Kenai River Brown Bears defenseman Ryan Reid battles Ignat Belov of the Maine Nordiques for the puck Friday, Jan. 17, 2020, at the Soldotna Regional Sports Complex in Soldotna, Alaska. (Photo by Jeff Helminiak/Peninsula Clarion)
Brown Bears score 2 exhibition wins

The Kenai River Brown Bears notched a pair of exhibition victories over… Continue reading

The author is seen here, sharing the world at Lassen Volcanic National Park in California. (Photo courtesy of Patrick Lewis)
Tangled Up in Blue: Me, me, me

When I wait until the last minute to write Tangled Up in… Continue reading

A long, white strip of soft, white feathers running down the back gives the downy woodpecker its name. (Photo by Colin Canterbury/USFWS.
Refuge Notebook: The smallest woodpecker

On a recent sortie looking for grouse in the spruce forest of… Continue reading

ASAA delays the start of hockey to Oct. 26

The Alaska School Activities Association announced Monday that the start of the… Continue reading

Kenai Central's Jayna Boonstra receives a hug from father and Kardinals coach, Todd Boonstra, Saturday, Oct. 10, 2020, at the ASAA cross-country running championships at Kincaid Park in Anchorage, Alaska. (Photo by Joey Klecka)
Kenai’s Boonstra wins Division II cross-country title

SoHi finishes season of tribute to McKenney

Nikiski's Koleman McCaughey rushes against Houston on Saturday, Oct. 10, 2020, at Nikiski High School in Nikiski, Alaska. (Photo by Jeff Helminiak/Peninsula Clarion)
Houston football topples Nikiski

Hawks move to Division III semis

Soldotna's Josh Heiber escapes the tackle of Kenai Central's Tucker Vann on Friday, Oct. 9, 2020, at Justin Maile Field at Soldotna HIgh School.

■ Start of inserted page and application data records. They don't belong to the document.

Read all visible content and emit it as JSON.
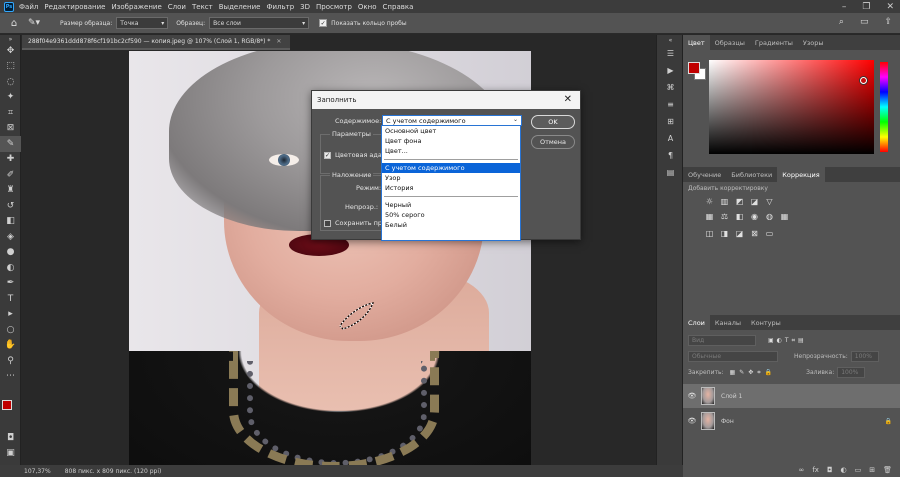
{
  "app": {
    "logo": "Ps"
  },
  "menu": [
    "Файл",
    "Редактирование",
    "Изображение",
    "Слои",
    "Текст",
    "Выделение",
    "Фильтр",
    "3D",
    "Просмотр",
    "Окно",
    "Справка"
  ],
  "options": {
    "sample_size_label": "Размер образца:",
    "sample_size_value": "Точка",
    "sample_label": "Образец:",
    "sample_value": "Все слои",
    "show_ring_label": "Показать кольцо пробы"
  },
  "document": {
    "tab_title": "288f04e9361ddd878f6cf191bc2cf590 — копия.jpeg @ 107% (Слой 1, RGB/8*) *"
  },
  "status": {
    "zoom": "107,37%",
    "doc_info": "808 пикс. x 809 пикс. (120 ppi)"
  },
  "dialog": {
    "title": "Заполнить",
    "content_label": "Содержимое:",
    "content_value": "С учетом содержимого",
    "params_label": "Параметры",
    "color_adapt_label": "Цветовая адаптация",
    "blending_label": "Наложение",
    "mode_label": "Режим:",
    "opacity_label": "Непрозр.:",
    "preserve_label": "Сохранить прозрачность",
    "ok": "OK",
    "cancel": "Отмена",
    "dropdown": {
      "group1": [
        "Основной цвет",
        "Цвет фона",
        "Цвет..."
      ],
      "group2": [
        "С учетом содержимого",
        "Узор",
        "История"
      ],
      "group3": [
        "Черный",
        "50% серого",
        "Белый"
      ],
      "selected": "С учетом содержимого"
    }
  },
  "color_panel": {
    "tabs": [
      "Цвет",
      "Образцы",
      "Градиенты",
      "Узоры"
    ],
    "foreground": "#c00000",
    "background": "#ffffff"
  },
  "adjust_panel": {
    "tabs": [
      "Обучение",
      "Библиотеки",
      "Коррекция"
    ],
    "hint": "Добавить корректировку"
  },
  "layers_panel": {
    "tabs": [
      "Слои",
      "Каналы",
      "Контуры"
    ],
    "search_placeholder": "Вид",
    "blend_mode": "Обычные",
    "opacity_label": "Непрозрачность:",
    "opacity_value": "100%",
    "lock_label": "Закрепить:",
    "fill_label": "Заливка:",
    "fill_value": "100%",
    "layers": [
      {
        "name": "Слой 1",
        "active": true
      },
      {
        "name": "Фон",
        "active": false
      }
    ]
  }
}
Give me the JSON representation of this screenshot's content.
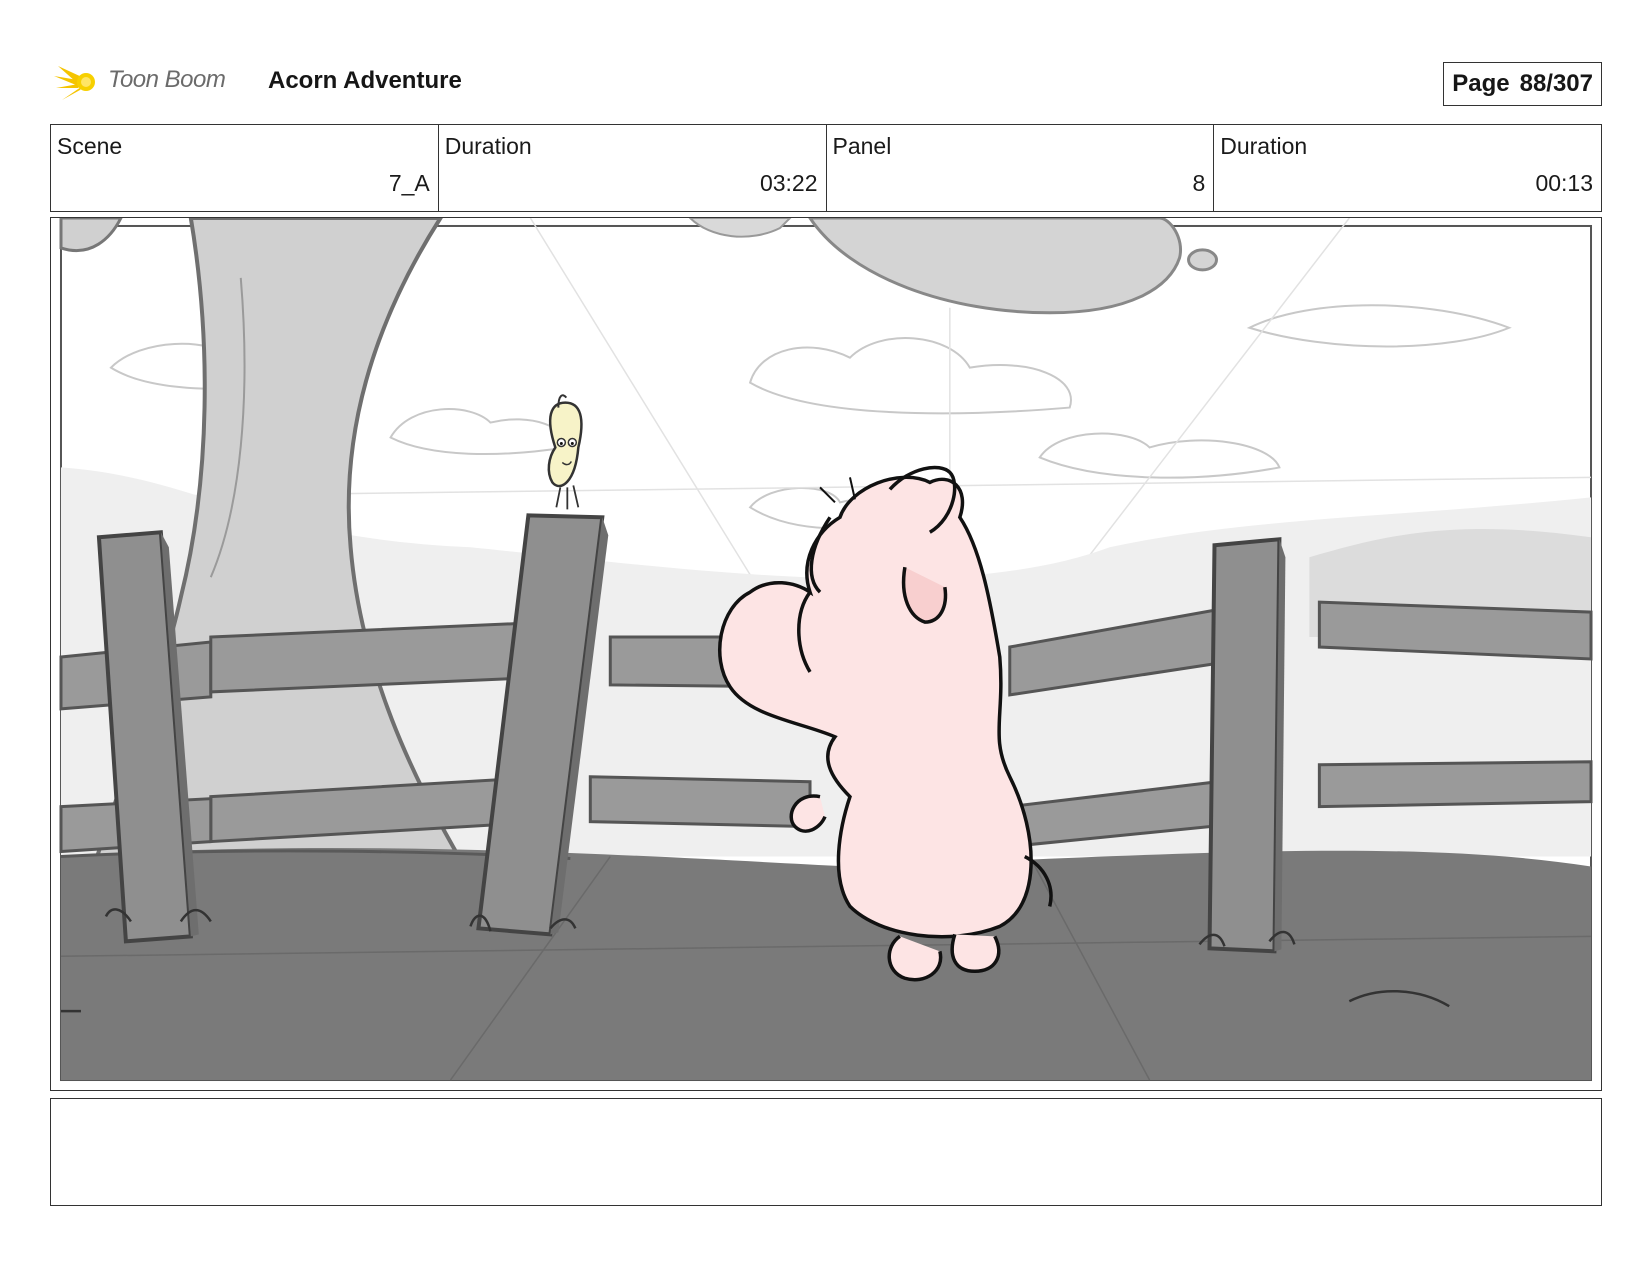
{
  "header": {
    "brand_name": "Toon Boom",
    "project_title": "Acorn Adventure",
    "page_label": "Page",
    "page_number": "88/307"
  },
  "info": [
    {
      "label": "Scene",
      "value": "7_A"
    },
    {
      "label": "Duration",
      "value": "03:22"
    },
    {
      "label": "Panel",
      "value": "8"
    },
    {
      "label": "Duration",
      "value": "00:13"
    }
  ],
  "panel": {
    "image": "storyboard-sketch: pink creature looking over a wooden fence at a small yellow acorn character perched on a fence post, tree on the left, cloudy sky"
  },
  "notes": {
    "text": ""
  },
  "colors": {
    "creature_pink": "#fde4e4",
    "acorn_yellow": "#f7f3c8",
    "fence_gray": "#8f8f8f",
    "ground_gray": "#7a7a7a",
    "logo_yellow": "#f5c400"
  }
}
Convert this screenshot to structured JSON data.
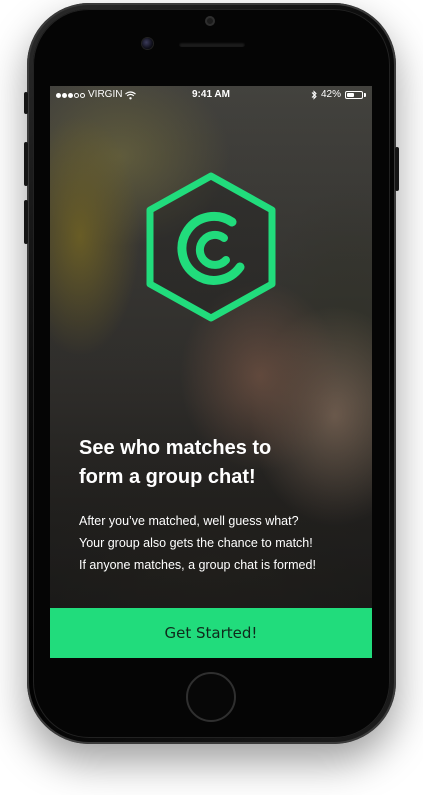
{
  "status_bar": {
    "carrier": "VIRGIN",
    "time": "9:41 AM",
    "battery": "42%",
    "signal_bars": 3,
    "signal_icon": "signal-dots-icon",
    "wifi_icon": "wifi-icon",
    "bluetooth_icon": "bluetooth-icon",
    "battery_level": 0.42
  },
  "logo": {
    "icon": "hexagon-c-logo-icon",
    "color": "#21dc7c"
  },
  "onboarding": {
    "headline_line1": "See who matches to",
    "headline_line2": "form a group chat!",
    "body_line1": "After you’ve matched, well guess what?",
    "body_line2": "Your group also gets the chance to match!",
    "body_line3": "If anyone matches, a group chat is formed!",
    "cta_label": "Get Started!",
    "cta_color": "#21dc7c"
  }
}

Heiber would run to the end zone on the play, but the score would not stand due to a penalty. (Photo by Jeff Helminiak/Peninsula Clarion)
SoHi football tops Kenai to close regular season

Stars’ playoff opponent goes into quarantine